* **Exercise requirements**
Print out the data below. Do not alter a single line.
Start of Block
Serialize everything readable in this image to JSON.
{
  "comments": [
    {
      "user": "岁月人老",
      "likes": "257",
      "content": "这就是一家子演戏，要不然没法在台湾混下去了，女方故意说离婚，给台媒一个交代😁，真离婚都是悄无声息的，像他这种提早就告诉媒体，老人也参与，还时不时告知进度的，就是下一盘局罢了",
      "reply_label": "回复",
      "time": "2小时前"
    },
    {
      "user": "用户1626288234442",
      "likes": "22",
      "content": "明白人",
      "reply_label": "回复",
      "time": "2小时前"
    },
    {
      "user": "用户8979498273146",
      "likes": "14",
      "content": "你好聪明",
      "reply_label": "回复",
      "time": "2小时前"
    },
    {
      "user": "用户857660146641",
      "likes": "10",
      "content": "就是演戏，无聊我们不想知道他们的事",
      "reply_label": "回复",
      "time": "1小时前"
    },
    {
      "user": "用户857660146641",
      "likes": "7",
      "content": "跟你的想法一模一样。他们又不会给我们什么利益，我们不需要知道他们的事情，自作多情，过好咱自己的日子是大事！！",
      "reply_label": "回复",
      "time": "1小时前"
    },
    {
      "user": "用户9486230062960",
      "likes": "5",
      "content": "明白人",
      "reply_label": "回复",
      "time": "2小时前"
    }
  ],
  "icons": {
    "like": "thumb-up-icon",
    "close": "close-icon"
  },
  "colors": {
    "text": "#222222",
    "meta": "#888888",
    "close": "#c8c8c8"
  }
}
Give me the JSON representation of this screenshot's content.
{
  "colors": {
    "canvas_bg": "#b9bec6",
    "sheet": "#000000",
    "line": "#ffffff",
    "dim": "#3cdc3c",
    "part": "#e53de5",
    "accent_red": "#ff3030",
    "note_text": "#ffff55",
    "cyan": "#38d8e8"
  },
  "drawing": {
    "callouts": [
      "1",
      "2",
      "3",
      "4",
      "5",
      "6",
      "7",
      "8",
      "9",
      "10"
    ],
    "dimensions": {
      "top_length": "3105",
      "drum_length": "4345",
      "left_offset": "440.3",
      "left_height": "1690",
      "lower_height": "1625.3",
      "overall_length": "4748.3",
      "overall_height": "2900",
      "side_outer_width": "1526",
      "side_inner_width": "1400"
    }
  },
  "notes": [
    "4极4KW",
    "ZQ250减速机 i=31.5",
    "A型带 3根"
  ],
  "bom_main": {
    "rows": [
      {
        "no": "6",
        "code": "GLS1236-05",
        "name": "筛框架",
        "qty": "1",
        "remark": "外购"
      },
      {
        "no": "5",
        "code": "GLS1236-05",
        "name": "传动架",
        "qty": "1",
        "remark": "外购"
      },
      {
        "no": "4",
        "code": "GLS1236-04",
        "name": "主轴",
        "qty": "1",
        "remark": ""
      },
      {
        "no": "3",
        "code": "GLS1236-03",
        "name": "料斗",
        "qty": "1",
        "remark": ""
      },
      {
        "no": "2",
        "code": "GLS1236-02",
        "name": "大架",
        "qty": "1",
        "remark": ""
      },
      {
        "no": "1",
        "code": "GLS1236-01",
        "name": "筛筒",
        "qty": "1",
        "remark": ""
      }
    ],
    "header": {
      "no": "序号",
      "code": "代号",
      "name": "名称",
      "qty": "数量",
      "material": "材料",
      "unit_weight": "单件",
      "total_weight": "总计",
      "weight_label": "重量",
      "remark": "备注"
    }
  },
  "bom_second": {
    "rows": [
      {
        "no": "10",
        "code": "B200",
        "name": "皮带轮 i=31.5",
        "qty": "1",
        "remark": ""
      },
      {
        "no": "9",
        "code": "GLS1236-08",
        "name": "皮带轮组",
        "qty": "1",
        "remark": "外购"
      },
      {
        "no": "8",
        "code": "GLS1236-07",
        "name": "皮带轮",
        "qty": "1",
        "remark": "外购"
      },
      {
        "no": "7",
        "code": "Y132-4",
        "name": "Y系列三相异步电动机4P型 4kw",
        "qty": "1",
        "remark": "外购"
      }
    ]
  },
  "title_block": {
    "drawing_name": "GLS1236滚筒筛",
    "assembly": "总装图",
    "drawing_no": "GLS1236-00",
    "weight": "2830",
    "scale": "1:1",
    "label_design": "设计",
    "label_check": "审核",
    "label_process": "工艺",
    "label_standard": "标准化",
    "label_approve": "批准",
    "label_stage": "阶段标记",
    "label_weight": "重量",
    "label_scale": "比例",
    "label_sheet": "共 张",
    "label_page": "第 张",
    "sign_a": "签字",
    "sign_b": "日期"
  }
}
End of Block
* **Task output**
Serialize everything readable in this image to JSON.
{
  "comments": [
    {
      "user": "岁月人老",
      "likes": "257",
      "content": "这就是一家子演戏，要不然没法在台湾混下去了，女方故意说离婚，给台媒一个交代😁，真离婚都是悄无声息的，像他这种提早就告诉媒体，老人也参与，还时不时告知进度的，就是下一盘局罢了",
      "reply_label": "回复",
      "time": "2小时前"
    },
    {
      "user": "用户1626288234442",
      "likes": "22",
      "content": "明白人",
      "reply_label": "回复",
      "time": "2小时前"
    },
    {
      "user": "用户8979498273146",
      "likes": "14",
      "content": "你好聪明",
      "reply_label": "回复",
      "time": "2小时前"
    },
    {
      "user": "用户857660146641",
      "likes": "10",
      "content": "就是演戏，无聊我们不想知道他们的事",
      "reply_label": "回复",
      "time": "1小时前"
    },
    {
      "user": "用户857660146641",
      "likes": "7",
      "content": "跟你的想法一模一样。他们又不会给我们什么利益，我们不需要知道他们的事情，自作多情，过好咱自己的日子是大事！！",
      "reply_label": "回复",
      "time": "1小时前"
    },
    {
      "user": "用户9486230062960",
      "likes": "5",
      "content": "明白人",
      "reply_label": "回复",
      "time": "2小时前"
    }
  ],
  "icons": {
    "like": "thumb-up-icon",
    "close": "close-icon"
  },
  "colors": {
    "text": "#222222",
    "meta": "#888888",
    "close": "#c8c8c8"
  }
}
Give me the JSON representation of this screenshot's content.
{
  "colors": {
    "canvas_bg": "#b9bec6",
    "sheet": "#000000",
    "line": "#ffffff",
    "dim": "#3cdc3c",
    "part": "#e53de5",
    "accent_red": "#ff3030",
    "note_text": "#ffff55",
    "cyan": "#38d8e8"
  },
  "drawing": {
    "callouts": [
      "1",
      "2",
      "3",
      "4",
      "5",
      "6",
      "7",
      "8",
      "9",
      "10"
    ],
    "dimensions": {
      "top_length": "3105",
      "drum_length": "4345",
      "left_offset": "440.3",
      "left_height": "1690",
      "lower_height": "1625.3",
      "overall_length": "4748.3",
      "overall_height": "2900",
      "side_outer_width": "1526",
      "side_inner_width": "1400"
    }
  },
  "notes": [
    "4极4KW",
    "ZQ250减速机 i=31.5",
    "A型带 3根"
  ],
  "bom_main": {
    "rows": [
      {
        "no": "6",
        "code": "GLS1236-05",
        "name": "筛框架",
        "qty": "1",
        "remark": "外购"
      },
      {
        "no": "5",
        "code": "GLS1236-05",
        "name": "传动架",
        "qty": "1",
        "remark": "外购"
      },
      {
        "no": "4",
        "code": "GLS1236-04",
        "name": "主轴",
        "qty": "1",
        "remark": ""
      },
      {
        "no": "3",
        "code": "GLS1236-03",
        "name": "料斗",
        "qty": "1",
        "remark": ""
      },
      {
        "no": "2",
        "code": "GLS1236-02",
        "name": "大架",
        "qty": "1",
        "remark": ""
      },
      {
        "no": "1",
        "code": "GLS1236-01",
        "name": "筛筒",
        "qty": "1",
        "remark": ""
      }
    ],
    "header": {
      "no": "序号",
      "code": "代号",
      "name": "名称",
      "qty": "数量",
      "material": "材料",
      "unit_weight": "单件",
      "total_weight": "总计",
      "weight_label": "重量",
      "remark": "备注"
    }
  },
  "bom_second": {
    "rows": [
      {
        "no": "10",
        "code": "B200",
        "name": "皮带轮 i=31.5",
        "qty": "1",
        "remark": ""
      },
      {
        "no": "9",
        "code": "GLS1236-08",
        "name": "皮带轮组",
        "qty": "1",
        "remark": "外购"
      },
      {
        "no": "8",
        "code": "GLS1236-07",
        "name": "皮带轮",
        "qty": "1",
        "remark": "外购"
      },
      {
        "no": "7",
        "code": "Y132-4",
        "name": "Y系列三相异步电动机4P型 4kw",
        "qty": "1",
        "remark": "外购"
      }
    ]
  },
  "title_block": {
    "drawing_name": "GLS1236滚筒筛",
    "assembly": "总装图",
    "drawing_no": "GLS1236-00",
    "weight": "2830",
    "scale": "1:1",
    "label_design": "设计",
    "label_check": "审核",
    "label_process": "工艺",
    "label_standard": "标准化",
    "label_approve": "批准",
    "label_stage": "阶段标记",
    "label_weight": "重量",
    "label_scale": "比例",
    "label_sheet": "共 张",
    "label_page": "第 张",
    "sign_a": "签字",
    "sign_b": "日期"
  }
}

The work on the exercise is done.